+++ Data records +++

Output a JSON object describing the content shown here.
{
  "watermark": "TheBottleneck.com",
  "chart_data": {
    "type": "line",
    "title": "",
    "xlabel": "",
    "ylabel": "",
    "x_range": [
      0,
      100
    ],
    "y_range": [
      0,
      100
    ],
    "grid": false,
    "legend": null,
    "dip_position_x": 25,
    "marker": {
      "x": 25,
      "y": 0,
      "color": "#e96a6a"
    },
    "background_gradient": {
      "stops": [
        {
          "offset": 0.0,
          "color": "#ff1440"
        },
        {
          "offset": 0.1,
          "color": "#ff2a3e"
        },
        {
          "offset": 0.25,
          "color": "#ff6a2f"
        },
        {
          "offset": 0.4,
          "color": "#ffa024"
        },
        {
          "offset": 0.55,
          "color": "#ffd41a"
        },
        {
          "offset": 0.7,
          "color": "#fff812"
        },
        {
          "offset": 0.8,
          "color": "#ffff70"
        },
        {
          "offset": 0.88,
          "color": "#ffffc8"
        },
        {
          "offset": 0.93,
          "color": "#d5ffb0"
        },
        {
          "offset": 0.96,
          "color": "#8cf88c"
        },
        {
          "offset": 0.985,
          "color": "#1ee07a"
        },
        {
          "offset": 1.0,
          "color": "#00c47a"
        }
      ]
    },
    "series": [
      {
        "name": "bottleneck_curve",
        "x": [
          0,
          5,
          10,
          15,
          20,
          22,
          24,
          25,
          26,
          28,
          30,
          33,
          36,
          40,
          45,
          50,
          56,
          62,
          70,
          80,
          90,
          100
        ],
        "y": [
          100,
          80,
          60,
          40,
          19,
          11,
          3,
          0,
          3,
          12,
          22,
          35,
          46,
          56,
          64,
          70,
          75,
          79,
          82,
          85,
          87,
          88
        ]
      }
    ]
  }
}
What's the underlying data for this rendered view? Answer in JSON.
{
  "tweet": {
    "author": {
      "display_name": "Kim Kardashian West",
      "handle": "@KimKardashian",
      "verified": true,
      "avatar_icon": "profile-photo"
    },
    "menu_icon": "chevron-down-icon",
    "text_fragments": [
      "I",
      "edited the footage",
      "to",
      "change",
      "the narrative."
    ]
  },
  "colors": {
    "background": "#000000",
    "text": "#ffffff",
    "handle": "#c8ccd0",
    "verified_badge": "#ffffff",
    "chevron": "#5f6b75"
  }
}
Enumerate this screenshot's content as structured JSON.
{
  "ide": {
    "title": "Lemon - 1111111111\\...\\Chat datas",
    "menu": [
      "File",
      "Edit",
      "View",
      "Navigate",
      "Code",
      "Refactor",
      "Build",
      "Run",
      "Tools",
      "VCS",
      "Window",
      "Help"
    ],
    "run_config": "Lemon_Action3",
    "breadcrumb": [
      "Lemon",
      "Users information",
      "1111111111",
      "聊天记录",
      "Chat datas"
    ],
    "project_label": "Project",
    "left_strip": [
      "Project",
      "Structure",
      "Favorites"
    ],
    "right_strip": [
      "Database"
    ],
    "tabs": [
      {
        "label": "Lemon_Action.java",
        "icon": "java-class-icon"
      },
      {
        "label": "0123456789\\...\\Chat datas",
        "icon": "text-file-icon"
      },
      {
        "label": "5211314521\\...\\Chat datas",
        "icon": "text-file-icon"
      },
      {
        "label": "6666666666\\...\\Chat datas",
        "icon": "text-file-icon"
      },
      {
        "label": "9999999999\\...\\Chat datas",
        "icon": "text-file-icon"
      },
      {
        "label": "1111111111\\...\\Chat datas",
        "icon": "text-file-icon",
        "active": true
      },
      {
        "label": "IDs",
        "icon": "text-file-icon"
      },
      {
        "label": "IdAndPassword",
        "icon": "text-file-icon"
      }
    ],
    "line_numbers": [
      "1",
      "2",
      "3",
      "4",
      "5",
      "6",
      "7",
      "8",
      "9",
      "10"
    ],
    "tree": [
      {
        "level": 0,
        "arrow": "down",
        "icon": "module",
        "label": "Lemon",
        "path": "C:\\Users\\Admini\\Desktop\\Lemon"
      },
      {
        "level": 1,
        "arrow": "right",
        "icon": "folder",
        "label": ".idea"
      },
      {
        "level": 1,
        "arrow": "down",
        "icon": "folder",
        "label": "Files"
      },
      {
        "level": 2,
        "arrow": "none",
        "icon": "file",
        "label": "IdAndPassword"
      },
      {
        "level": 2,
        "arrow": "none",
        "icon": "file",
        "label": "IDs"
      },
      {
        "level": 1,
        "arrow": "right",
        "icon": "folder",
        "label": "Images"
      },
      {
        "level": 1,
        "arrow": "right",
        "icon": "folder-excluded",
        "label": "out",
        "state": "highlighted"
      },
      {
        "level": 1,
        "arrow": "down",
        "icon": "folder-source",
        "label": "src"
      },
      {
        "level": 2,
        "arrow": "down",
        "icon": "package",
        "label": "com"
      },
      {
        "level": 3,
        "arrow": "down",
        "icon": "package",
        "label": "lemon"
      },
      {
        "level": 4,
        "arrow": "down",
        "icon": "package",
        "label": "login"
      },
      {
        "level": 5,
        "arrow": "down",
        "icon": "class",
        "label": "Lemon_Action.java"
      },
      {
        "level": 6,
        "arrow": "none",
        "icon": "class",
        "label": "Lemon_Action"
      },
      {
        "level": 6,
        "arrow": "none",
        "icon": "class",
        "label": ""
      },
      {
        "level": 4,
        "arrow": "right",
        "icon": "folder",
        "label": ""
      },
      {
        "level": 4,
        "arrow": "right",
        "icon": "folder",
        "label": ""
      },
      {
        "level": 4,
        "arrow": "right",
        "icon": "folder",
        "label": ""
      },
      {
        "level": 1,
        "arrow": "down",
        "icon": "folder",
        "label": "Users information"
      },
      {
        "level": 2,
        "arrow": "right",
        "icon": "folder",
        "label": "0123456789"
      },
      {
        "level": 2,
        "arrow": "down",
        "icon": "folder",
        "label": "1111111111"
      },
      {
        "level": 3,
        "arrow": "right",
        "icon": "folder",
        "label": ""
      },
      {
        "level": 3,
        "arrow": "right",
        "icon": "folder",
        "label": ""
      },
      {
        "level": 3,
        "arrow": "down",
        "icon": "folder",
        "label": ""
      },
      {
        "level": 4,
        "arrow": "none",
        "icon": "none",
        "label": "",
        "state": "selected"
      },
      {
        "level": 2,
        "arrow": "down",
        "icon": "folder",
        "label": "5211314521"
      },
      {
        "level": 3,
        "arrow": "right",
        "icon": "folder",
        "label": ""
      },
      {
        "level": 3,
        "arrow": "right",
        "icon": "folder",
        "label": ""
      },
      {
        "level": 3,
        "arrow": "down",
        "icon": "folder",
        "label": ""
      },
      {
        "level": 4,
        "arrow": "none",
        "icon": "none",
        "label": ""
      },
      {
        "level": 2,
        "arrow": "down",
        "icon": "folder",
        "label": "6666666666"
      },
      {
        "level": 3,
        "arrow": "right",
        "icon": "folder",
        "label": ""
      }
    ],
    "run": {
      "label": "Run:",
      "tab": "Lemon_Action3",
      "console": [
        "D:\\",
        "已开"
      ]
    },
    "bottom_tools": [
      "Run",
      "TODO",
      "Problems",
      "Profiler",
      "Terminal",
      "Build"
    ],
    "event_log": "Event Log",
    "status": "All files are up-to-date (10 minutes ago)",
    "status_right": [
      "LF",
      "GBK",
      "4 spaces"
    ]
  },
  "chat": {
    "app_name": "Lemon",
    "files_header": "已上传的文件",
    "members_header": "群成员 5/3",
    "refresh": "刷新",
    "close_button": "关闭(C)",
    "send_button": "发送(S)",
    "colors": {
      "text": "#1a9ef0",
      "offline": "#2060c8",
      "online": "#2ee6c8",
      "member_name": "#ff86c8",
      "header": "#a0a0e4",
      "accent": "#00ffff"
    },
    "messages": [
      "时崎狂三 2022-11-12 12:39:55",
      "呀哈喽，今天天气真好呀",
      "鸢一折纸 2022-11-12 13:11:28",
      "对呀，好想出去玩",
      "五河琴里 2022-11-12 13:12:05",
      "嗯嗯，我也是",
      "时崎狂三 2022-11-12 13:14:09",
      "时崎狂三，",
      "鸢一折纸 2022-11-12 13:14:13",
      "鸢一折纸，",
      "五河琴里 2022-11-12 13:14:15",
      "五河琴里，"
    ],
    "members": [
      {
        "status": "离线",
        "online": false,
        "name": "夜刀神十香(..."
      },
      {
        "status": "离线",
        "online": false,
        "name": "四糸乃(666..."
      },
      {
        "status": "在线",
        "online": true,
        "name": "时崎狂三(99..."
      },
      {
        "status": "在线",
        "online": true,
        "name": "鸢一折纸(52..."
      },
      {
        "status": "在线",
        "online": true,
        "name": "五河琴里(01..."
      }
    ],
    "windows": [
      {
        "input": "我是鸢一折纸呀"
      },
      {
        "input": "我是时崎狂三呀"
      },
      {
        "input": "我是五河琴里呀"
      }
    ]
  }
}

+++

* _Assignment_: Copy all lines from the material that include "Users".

* _Task response_:
      "Users information",
        "path": "C:\\Users\\Admini\\Desktop\\Lemon"
        "label": "Users information"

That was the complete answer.